Many tech businesses have been exploiting the absence of ultimate privacy in the smartphone market.
In the recent Mobile World Congress (MWC), Geeksphone and Silent Circle launched the Blackphone.
The Blackphone is a “security-oriented” Android smartphone skinned by Geeksphone’s private smartphone user interface, called PrivatOS.
“We modified some default behaviours of Android and some security flaws that we found and we call that PrivatOS. It’s just small modifications of the Android core,” said Geeksphone founder and CEO Javier Agüera.
“For example the default crypto engines — there’s a list of crypto engines that the system by default uses… and in the first version of Android the first option was good enough, then they changed it for something that is terrible. So we reverted that to what it was before.”
“PrivatOS is 100% compatible. It doesn’t create any fragmentation at all,” he added. ”Also we made performance improvements.”

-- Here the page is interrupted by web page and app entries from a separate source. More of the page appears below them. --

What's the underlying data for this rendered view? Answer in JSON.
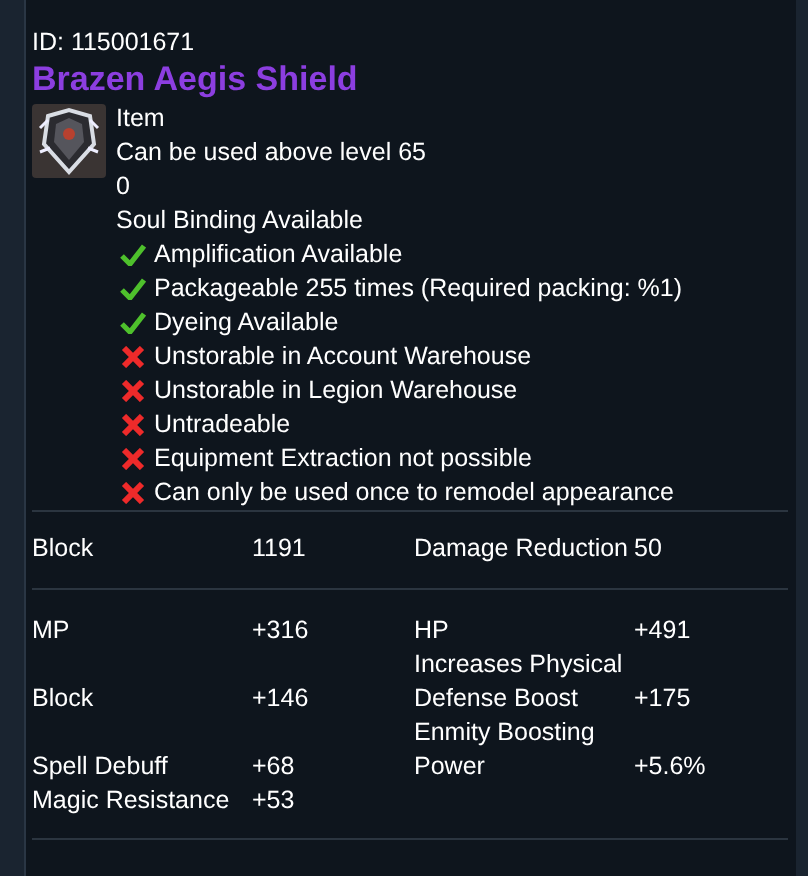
{
  "item_id": "ID: 115001671",
  "name": "Brazen Aegis Shield",
  "info": [
    "Item",
    "Can be used above level 65",
    "0",
    "Soul Binding Available"
  ],
  "properties": [
    {
      "kind": "allowed",
      "text": "Amplification Available"
    },
    {
      "kind": "allowed",
      "text": "Packageable 255 times (Required packing: %1)"
    },
    {
      "kind": "allowed",
      "text": "Dyeing Available"
    },
    {
      "kind": "denied",
      "text": "Unstorable in Account Warehouse"
    },
    {
      "kind": "denied",
      "text": "Unstorable in Legion Warehouse"
    },
    {
      "kind": "denied",
      "text": "Untradeable"
    },
    {
      "kind": "denied",
      "text": "Equipment Extraction not possible"
    },
    {
      "kind": "denied",
      "text": "Can only be used once to remodel appearance"
    }
  ],
  "base_stats": [
    {
      "left": {
        "label": "Block",
        "value": "1191"
      },
      "right": {
        "label": "Damage Reduction",
        "value": "50"
      }
    }
  ],
  "bonus_stats": [
    {
      "left": {
        "label": "MP",
        "value": "+316"
      },
      "right": {
        "label": "HP",
        "value": "+491"
      }
    },
    {
      "left": {
        "label": "Block",
        "value": "+146"
      },
      "right": {
        "label": "Increases Physical Defense Boost",
        "value": "+175"
      }
    },
    {
      "left": {
        "label": "Spell Debuff",
        "value": "+68"
      },
      "right": {
        "label": "Enmity Boosting Power",
        "value": "+5.6%"
      }
    },
    {
      "left": {
        "label": "Magic Resistance",
        "value": "+53"
      }
    }
  ]
}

The Blackphone will ship in June — with a price tag of $629 — but the company has already started taking pre-orders via its website, and snagged its first carrier partnership with Dutch mobile operator KPN.
PrivatOS will get direct — and frequent — over-the-top updates from Blackphone. Which is as it should be; a security-centered phone can’t have users waiting around for a fix to a new software vulnerability.
“This is one of the most important features because if we discover something we will fix it right away,” said Agüera. He added that new PrivatOS features that get developed in future will also be made available to all existing Blackphone users.
The pro-privacy feature-set that has been detailed so far includes Silent Phone and Silent Text for secure, encrypted telephony and messaging — using Silent Circle’s secure network— so that only you and someone also using a Blackphone or using Silent Circle’s service on another device are privy to the contents of the messages.
Check out the Blackphone at https://www.blackphone.ch/
Then comes the trending start-up search engine DuckDuckGo, aimed at user privacy and anonymous searching.
We’re pretty sure you’ll be hearing more than a few quacks about DuckDuckGo in the media soon. In the meantime, here are six key things you should know about the little search engine that can, as mentioned by Entrepreneur:
1. It’s big on privacy.
The words underneath DuckDuckGo’s search box read “Search anonymously. Find instantly.” Search anonymously isn’t an exaggeration. In this case, it means that DuckDuckGo doesn’t know who you are when you use it and can’t — and pledges not to — tie your searches back to you.
2. It doesn’t collect and save your identifying data.
Unlike its bigger, nosier brothers (ahem, Google, Yahoo and Bing), DuckDuckGo claims it never nabs your IP address — ever — giving you wings to freely fly the far reaches of the Internet privately. Oh, the places you’ll go! Or not.
Other identifying information that DuckDuckGo says it doesn’t save includes: login credentials for other services, like usernames and email addresses and social media logins, individual identifiers stored in browser cookies, dates and times of your searches and quite a bit more.
3. It doesn’t save or share what you search for.
Somewhat disappointingly, unlike Google, DuckDuckGo offers no “Search History” option. So, nope, you can’t go back and dig through all of your (or your 13-year-old son’s) past searches for stuff you wish you didn’t forget.
The often uncomfortably personal contents of your searches also won’t be shared with (or hawked to) third-party advertisers, insurance companies, college admissions officers, employers, and the list goes frighteningly on.
DuckDuckGo really, really wants you to know why it’s important to protect your searches, which the company explains in this eye-opening illustrated guide
4. It doesn’t offer the joys of auto-complete.
It’s also notable that DuckDuckGo doesn’t offer a search auto-complete feature. You know, like that sometimes hilariously revealing one that’s so fun to rubberneck at on Google. Instead, DuckDuckGo filters out overly advertisement-cluttered results and mainly serves up relevant, refreshingly spam-free results.
5. Yup, you will run into ads.
6. It’s growing fast, but not fast enough to threaten Google, not even a little.
Sure, DuckDuckGo snagged a few sparkly headlines when it nearly doubled its usual traffic pretty much overnight after Edward Snowden let the NSA’s PRISM spying racket out of the bag.
And, yes, it’s notable that fledgling site last year pulled in more than 1 billion searches in all. Still, that’s a teeny, tiny drop in the bucket compared to Google. One billion also happens to be the number of searches the Google machine gobbles up in a single day alone.
Keep quacking, DuckDuckGo. Looks like you have some catching up to do, big time.
Check out DuckDuckGo at https://duckduckgo.com/